I have been asked this question many times and have never been able to give a straight answer. In order to determine something is at the top of a scale, there has to be a scale. There is no real way to measure addiction. I have seen someone far more addicted to alcohol than another person was to heroin; more people severely addicted to cigarettes than others to amphetamines. Heroin would typically be considered the most addictive drug because of the obvious and excessive damage that is done in a heroin user’s life as well as the excruciatingly painful detox process. There are too, so many widespread, socially acceptable addictions in America like sugar and nicotine, which could arguably be considered the most addictive drugs based on the number of users and lack of recovery. What people really want to know is the hardest drug to get off of. Again, still no sliding scale on this due to endless varying factors.
The rate of developing a physical chemical dependency is going to be contingent upon how much and how often you are using. Then comes in the factor of how long the drug is being in taken along with amount and consistency. If a man drinks a gallon of vodka a day for 40 years, his body could be physically dependent to the point where detoxing could kill him. Opiates are the more commonly dreaded drug to detox because the physical dependency can develop at a much more rapid pace. Opiate users, generally, are using more regularly in a shorter period of time. Benzos and Alcohol are the most dangerous to withdrawal from, which is why they are sometimes considered to be the most addictive drugs.

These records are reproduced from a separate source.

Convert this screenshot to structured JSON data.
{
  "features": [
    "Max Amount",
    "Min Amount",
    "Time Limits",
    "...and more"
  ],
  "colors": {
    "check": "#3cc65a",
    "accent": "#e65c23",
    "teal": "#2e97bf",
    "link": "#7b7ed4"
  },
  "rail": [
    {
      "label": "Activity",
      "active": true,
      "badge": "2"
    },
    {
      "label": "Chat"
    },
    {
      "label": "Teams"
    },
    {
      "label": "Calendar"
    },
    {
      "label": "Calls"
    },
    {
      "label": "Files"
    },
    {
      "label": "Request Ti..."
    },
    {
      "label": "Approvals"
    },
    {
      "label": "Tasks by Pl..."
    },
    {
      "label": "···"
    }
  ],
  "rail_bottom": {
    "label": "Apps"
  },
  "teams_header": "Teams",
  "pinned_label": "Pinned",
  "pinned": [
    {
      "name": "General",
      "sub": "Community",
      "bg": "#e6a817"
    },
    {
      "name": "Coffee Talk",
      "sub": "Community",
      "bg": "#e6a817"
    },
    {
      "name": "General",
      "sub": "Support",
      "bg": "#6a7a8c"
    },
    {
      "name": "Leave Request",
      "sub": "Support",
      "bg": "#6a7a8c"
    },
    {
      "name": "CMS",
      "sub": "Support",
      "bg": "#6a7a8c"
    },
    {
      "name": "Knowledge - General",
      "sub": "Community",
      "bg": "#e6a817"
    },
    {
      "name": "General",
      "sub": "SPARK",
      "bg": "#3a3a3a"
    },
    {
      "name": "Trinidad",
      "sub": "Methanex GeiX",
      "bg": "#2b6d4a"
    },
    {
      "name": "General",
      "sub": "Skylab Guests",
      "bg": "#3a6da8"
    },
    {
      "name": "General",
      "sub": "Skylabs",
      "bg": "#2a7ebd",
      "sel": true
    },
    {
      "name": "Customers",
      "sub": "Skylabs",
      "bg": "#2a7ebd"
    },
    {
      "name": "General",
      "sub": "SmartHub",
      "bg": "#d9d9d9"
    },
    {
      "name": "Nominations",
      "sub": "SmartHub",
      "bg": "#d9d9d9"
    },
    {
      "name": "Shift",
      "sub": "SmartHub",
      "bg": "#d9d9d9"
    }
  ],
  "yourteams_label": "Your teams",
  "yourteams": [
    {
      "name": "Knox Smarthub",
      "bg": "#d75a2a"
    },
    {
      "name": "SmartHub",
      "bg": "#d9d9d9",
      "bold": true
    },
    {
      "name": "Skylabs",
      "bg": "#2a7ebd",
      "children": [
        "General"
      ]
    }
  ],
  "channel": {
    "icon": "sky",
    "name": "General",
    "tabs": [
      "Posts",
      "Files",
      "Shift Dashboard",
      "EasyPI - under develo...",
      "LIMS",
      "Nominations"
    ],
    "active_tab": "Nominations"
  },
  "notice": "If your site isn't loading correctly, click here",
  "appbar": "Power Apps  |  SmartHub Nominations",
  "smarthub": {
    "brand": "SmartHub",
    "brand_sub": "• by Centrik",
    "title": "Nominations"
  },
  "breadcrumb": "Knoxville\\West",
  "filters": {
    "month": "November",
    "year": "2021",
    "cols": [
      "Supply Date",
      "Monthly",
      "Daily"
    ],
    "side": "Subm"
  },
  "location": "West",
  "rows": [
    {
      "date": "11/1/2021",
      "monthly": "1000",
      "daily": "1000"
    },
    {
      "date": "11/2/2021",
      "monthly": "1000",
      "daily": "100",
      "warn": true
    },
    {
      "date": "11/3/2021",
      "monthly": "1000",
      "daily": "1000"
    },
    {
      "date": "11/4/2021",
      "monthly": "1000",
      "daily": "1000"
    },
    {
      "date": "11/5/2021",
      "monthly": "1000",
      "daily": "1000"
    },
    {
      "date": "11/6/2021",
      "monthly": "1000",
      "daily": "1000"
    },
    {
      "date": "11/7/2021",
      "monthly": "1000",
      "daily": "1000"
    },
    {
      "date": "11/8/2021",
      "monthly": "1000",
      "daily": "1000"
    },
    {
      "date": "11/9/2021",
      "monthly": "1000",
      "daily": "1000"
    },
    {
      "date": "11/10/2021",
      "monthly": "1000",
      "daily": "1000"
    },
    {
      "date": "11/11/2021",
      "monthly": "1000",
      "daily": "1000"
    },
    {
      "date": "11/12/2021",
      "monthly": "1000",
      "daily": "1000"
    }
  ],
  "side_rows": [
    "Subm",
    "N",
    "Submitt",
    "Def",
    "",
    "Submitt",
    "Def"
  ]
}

Normal people (nonaddicts) can have a glass of wine a few times a week without developing an addiction. This is not the case with Heroin. I have a friend in recovery who likes to say “ I just wanted to be able to use heroin like a regular person” The humor here is in the fact that regular people don’t just “use heroin” the way people have an occasional drink. Usually, opiate users are going through painful and severely uncomfortable comedowns which they remedy with more opiates. Once that cycle becomes a regular schedule the detox process can become very painful and even dangerous. This is is a fear that many addicts go through when thinking about getting sober. How bad is it going to hurt? Am I going to make it? Medical detox programs have made it safe for addicts to detox in a more comfortable environment.
Not only do people get into a mental state of “needing,” your body will also take on a severe need for it as well. While detoxing addicts from alcohol or opiates already have their mind racing and begging for more, the body is doing the same. In order for someone to get over their addiction, they will have to battle both physical and mental dependency. Common physical symptoms would be shaking, sweating, vomiting, nausea and severe body aches. The symptoms will vary based on the individual as well as how much, how long and how often they were using.
Alcohol in Abundance
Alcohol has been woven into the fabric of American society since the beginning. It’s legal to use, it’s in every restaurant and it’s the main attraction at every party. It’s even become the token date night event. This makes it easy for anyone with an addictive personality to get started and not easy to see when you have crossed the line from social drinking to alcoholic drinking. Alcohol is responsible for over 3 million deaths per year and countless broken home yet still it is a thriving industry and a cherished tradition in our society. It is the most common drug which makes it essentially impossible to avoid which could play a role in the number of failed attempts to stay abstinent. Many could argue that alcohol is the most addictive drug or even a gateway drug.
The Heroin Epidemic
Dopamine is the body’s naturally produced pleasure sensory. Heroin creates a heavy increase in dopamine in the brain which causes an overload of pleasure with a lowered awareness of pain. Essentially it feels really good. After these receptors are tampered with, the pain receptors become more sensitive and natural dopamine levels are diminished. This is where users find a heavy need to replenish dopamine levels with more heroin. The addiction develops quickly because it doesn’t take long for your body and mind to need more just to feel normal again.
The Society of Addiction Medicine (ASAM) reported that in 2015, approximately 586,000 people in the United States aged 12 and older struggled with a heroin addiction. The number of users, overdoses and deaths are rising at an alarming rate all over the United States. Approximately 78 people die every single day due to opiate overdose. It’s easily becoming the most dangerous drug to use and the road is a long one for heroin addicts getting clean.
Most dangerous drug
While the level of pain and danger in detox symptoms are going to vary based on the amount of use and time used, we can easily say that Heroin is sweeping the nation in a swift manner. The likelihood of using heroin and not getting addicted and going through the painful detox process is slim. No one is safe from the heavy obsession that comes with the first use, making it one of the most addictive drugs.